This book follows the chronological history of intoxication from early man to American prohibition. I had hoped when I offered to review it that it would include modern day stories, like that of John Lennon getting drunk in L.A. and walking around with a sanitary napkin adhered to his head in the 1970’s, but unfortunately it did not (I’m sure if Mr. Forsyth had tried to include drunken stories of the rich and famous, the book would have been proven to be way to long!). Still, the lack of our living gods of music didn’t take anything away from this book.
The one drawback to this book is when the author (who’s born, bred and still living in London, England) breaks into a strange tirade in the last pages of the Prohibition chapter at the very end of the book:
All non-Americans agree that America is stupid. For that matter, quite a lot of Americans agree that American is quite peculiarly stupid, like an embarrassing cousin at a family wedding. American stupidity is famous, and of a quite special kind. It’s a unique sort of stupidity that allows them to put a chap on the moon…
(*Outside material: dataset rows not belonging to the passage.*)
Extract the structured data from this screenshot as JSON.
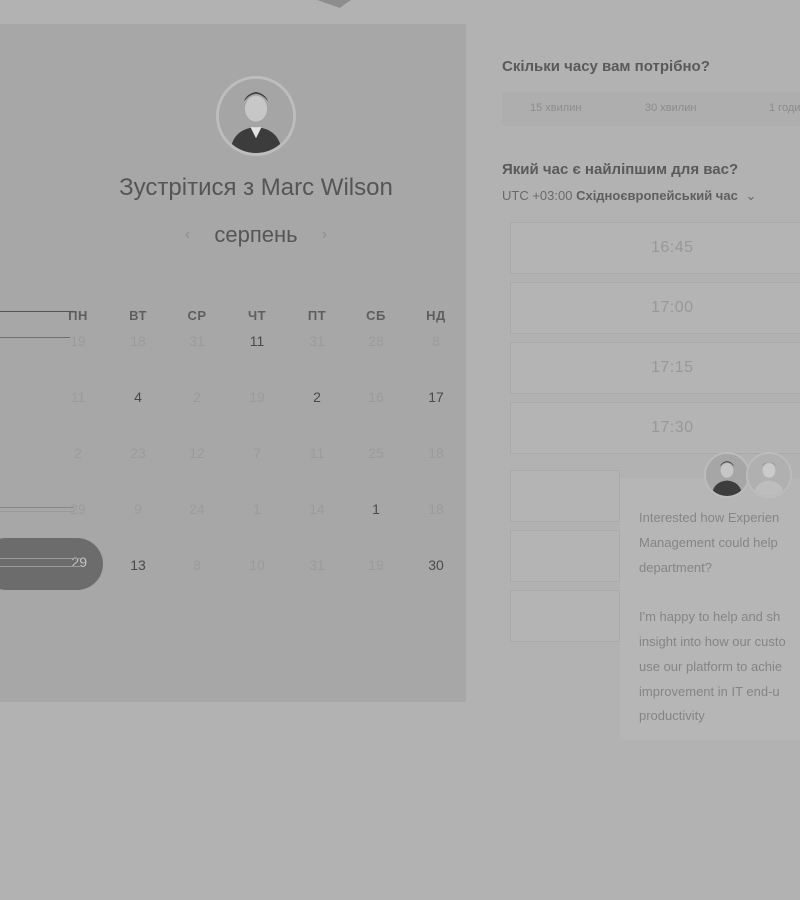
{
  "calendar": {
    "title": "Зустрітися з Marc Wilson",
    "month": "серпень",
    "weekdays": [
      "ПН",
      "ВТ",
      "СР",
      "ЧТ",
      "ПТ",
      "СБ",
      "НД"
    ],
    "weeks": [
      [
        "19",
        "18",
        "31",
        "11",
        "31",
        "28",
        "8"
      ],
      [
        "11",
        "4",
        "2",
        "19",
        "2",
        "16",
        "17"
      ],
      [
        "2",
        "23",
        "12",
        "7",
        "11",
        "25",
        "18"
      ],
      [
        "29",
        "9",
        "24",
        "1",
        "14",
        "1",
        "18"
      ],
      [
        "29",
        "13",
        "8",
        "10",
        "31",
        "19",
        "30"
      ]
    ],
    "available": [
      [
        false,
        false,
        false,
        true,
        false,
        false,
        false
      ],
      [
        false,
        true,
        false,
        false,
        true,
        false,
        true
      ],
      [
        false,
        false,
        false,
        false,
        false,
        false,
        false
      ],
      [
        false,
        false,
        false,
        false,
        false,
        true,
        false
      ],
      [
        false,
        true,
        false,
        false,
        false,
        false,
        true
      ]
    ],
    "selected_day": "29"
  },
  "scheduler": {
    "duration_heading": "Скільки часу вам потрібно?",
    "durations": [
      "15 хвилин",
      "30 хвилин",
      "1 годи"
    ],
    "time_heading": "Який час є найліпшим для вас?",
    "timezone_offset": "UTC +03:00",
    "timezone_name": "Східноєвропейський час",
    "timezone_caret": "⌄",
    "slots": [
      "16:45",
      "17:00",
      "17:15",
      "17:30"
    ]
  },
  "chat": {
    "lines": [
      "Interested how Experien",
      "Management could help",
      "department?",
      "",
      "I'm happy to help and sh",
      "insight into how our custo",
      "use our platform to achie",
      "improvement in IT end-u",
      "productivity"
    ]
  },
  "icons": {
    "prev": "‹",
    "next": "›"
  }
}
There’s more, but I’ll let you read it. It’s a little offensive and I’m not sure why we deserved such a tongue lashing. I mean we (and by that I mean not me!) did elect a stupid teetotaling President who says and does stupid things and is hated by most of the world, but… I guess I can forgive Mr. Forsyth his discretions since the monarchy has never seemed to get over the fact that they no longer own the colonists! And for that reason…
I rate this book, 3 out of 4 Beetles!